If others post or comment about your travel before or during your trip, delete their post or comment and send them a private message explaining why. Send them a link to this post! If you can’t delete their post or comment, send them a private message asking them to do so. Again, explain why.
Talk about this topic with those you travel with, so they’re aware of the dangers and how to protect themselves. You don’t need to remember everything I’ve talked about here; you can easily send them a link for them to read it themselves.
- What Not to Post on Facebook While on Vacation (lifewire.com)
- Five Tips to Stay Safe on Social Media While Traveling (securityintelligence.com)
- 7 Social Media Vacation Safety Tips (nationwide.com)
- Beware of Grandparent Scam (aarp.org)
- Why You Should Never Post Pictures of Your Flight Tickets or Keys (vice.com)
What You Should Do
- Don’t post about travel until you return home.
- Before your trip, privately inform only those who need to know.
- Never post photos of travel documents such as tickets, boarding passes, and passports.
- Don’t “check in” on social media or other platforms while traveling.
- Don’t tag others in travel-related posts, before or during the trip.
- Review your settings to require your approval before others can tag you in their posts.

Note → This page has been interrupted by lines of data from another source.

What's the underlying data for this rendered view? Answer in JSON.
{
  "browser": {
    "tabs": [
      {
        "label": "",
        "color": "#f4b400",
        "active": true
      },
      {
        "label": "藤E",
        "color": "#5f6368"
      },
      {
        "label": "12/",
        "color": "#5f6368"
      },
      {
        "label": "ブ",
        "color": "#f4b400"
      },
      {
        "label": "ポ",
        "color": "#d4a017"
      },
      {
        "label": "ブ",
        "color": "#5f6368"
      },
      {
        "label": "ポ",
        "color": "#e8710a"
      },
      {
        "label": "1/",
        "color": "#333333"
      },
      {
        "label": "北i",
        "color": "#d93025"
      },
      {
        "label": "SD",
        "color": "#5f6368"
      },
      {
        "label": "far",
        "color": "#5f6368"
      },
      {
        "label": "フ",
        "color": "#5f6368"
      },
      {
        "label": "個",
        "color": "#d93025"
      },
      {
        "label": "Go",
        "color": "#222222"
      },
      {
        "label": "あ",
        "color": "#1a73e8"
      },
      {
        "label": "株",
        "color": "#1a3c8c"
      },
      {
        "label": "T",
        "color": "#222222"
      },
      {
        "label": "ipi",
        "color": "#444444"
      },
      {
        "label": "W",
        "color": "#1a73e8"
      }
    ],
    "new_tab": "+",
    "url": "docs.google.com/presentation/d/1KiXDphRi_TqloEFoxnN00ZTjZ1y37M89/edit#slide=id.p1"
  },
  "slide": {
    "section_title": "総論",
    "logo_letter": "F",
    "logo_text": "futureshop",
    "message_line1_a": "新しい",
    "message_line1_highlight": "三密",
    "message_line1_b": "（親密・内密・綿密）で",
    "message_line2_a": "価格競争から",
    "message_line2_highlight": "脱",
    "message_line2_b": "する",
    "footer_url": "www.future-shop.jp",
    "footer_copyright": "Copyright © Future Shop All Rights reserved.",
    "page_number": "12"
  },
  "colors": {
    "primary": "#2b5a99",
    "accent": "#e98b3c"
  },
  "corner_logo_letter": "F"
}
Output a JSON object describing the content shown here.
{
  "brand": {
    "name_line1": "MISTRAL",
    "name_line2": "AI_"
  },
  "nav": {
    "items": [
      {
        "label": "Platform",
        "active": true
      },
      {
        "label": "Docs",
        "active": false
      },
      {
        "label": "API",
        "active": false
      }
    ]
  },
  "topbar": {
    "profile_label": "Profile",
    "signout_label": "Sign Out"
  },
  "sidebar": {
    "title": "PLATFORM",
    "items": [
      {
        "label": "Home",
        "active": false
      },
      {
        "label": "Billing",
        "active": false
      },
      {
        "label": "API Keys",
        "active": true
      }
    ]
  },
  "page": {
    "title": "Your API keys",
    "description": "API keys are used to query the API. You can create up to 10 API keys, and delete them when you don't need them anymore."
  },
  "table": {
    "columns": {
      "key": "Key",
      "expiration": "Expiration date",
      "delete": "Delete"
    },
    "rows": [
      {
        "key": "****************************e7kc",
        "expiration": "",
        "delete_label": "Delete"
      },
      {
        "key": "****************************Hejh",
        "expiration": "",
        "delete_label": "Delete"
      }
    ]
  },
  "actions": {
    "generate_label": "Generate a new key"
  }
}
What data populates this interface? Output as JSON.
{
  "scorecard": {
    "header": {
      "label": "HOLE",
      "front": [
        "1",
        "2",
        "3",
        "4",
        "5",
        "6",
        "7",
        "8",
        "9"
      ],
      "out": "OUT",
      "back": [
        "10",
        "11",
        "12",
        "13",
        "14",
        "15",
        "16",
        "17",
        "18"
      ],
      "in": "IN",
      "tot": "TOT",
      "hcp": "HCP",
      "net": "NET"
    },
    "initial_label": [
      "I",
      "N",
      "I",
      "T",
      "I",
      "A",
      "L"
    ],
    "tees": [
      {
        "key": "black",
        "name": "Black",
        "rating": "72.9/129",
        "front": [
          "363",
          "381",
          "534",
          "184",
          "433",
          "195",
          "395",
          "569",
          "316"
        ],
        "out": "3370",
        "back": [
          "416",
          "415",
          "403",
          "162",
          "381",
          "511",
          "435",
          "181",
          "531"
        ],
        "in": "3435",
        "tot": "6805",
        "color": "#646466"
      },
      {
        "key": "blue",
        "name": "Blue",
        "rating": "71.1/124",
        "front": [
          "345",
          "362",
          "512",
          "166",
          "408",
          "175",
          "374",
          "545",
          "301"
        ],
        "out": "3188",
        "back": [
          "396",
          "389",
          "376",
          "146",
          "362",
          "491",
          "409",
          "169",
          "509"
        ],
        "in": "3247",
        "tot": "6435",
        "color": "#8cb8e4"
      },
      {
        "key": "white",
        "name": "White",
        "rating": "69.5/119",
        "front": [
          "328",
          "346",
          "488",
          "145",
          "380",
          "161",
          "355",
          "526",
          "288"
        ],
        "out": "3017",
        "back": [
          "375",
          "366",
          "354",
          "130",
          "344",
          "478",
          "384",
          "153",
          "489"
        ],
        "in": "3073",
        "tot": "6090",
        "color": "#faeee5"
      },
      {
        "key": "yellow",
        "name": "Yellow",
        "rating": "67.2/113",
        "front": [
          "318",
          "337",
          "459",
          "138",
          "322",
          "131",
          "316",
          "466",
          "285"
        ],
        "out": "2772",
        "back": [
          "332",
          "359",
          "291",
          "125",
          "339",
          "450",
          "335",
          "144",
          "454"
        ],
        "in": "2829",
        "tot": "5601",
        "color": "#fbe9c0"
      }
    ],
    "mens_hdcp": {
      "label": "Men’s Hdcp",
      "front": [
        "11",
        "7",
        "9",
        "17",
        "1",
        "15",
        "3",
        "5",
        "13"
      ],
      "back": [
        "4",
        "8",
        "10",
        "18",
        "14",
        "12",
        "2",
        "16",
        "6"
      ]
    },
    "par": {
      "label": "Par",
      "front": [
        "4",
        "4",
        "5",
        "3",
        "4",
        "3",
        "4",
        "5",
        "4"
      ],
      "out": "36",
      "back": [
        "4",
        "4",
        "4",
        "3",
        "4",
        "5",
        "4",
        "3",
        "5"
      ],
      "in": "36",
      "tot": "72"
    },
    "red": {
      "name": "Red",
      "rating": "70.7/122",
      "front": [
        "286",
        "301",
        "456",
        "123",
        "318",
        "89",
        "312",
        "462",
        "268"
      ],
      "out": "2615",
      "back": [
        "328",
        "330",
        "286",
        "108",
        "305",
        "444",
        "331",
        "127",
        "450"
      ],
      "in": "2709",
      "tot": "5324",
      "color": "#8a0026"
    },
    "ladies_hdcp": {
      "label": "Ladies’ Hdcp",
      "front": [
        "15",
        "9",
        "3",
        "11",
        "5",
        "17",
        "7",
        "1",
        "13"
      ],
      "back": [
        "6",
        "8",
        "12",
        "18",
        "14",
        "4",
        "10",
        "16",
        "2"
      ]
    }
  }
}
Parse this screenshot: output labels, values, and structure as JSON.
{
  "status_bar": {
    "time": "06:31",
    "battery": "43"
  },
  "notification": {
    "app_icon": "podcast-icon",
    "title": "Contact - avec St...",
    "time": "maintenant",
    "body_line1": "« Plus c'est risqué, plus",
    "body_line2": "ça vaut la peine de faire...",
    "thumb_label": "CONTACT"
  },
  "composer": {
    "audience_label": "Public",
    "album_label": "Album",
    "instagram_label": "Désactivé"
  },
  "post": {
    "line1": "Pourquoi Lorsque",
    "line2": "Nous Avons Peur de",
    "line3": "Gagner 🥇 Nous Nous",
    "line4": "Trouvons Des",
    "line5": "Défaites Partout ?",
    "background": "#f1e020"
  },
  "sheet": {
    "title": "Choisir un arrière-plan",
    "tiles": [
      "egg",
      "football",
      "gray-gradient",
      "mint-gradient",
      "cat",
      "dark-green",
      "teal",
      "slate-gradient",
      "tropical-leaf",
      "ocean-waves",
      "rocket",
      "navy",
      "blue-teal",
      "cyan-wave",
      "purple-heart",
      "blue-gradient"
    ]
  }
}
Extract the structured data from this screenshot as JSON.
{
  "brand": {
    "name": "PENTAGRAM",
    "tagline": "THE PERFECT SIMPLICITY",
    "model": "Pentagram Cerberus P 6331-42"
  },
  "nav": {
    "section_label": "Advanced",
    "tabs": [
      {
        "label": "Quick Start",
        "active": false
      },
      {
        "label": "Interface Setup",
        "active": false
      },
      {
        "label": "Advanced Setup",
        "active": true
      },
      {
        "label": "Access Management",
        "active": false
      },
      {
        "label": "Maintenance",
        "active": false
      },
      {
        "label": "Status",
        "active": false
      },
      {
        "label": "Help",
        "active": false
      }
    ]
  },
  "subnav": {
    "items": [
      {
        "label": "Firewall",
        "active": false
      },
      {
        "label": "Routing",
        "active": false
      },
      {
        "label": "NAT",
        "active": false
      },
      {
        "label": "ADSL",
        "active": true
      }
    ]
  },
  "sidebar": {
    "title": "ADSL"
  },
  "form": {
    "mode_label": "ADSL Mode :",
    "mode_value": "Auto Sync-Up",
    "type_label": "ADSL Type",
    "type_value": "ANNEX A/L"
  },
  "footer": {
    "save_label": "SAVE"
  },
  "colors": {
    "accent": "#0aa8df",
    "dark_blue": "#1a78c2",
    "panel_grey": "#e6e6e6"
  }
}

- If others post or comment about your travel, before or during the trip, delete their post or comment and explain why.
- Talk about this topic with those you travel with.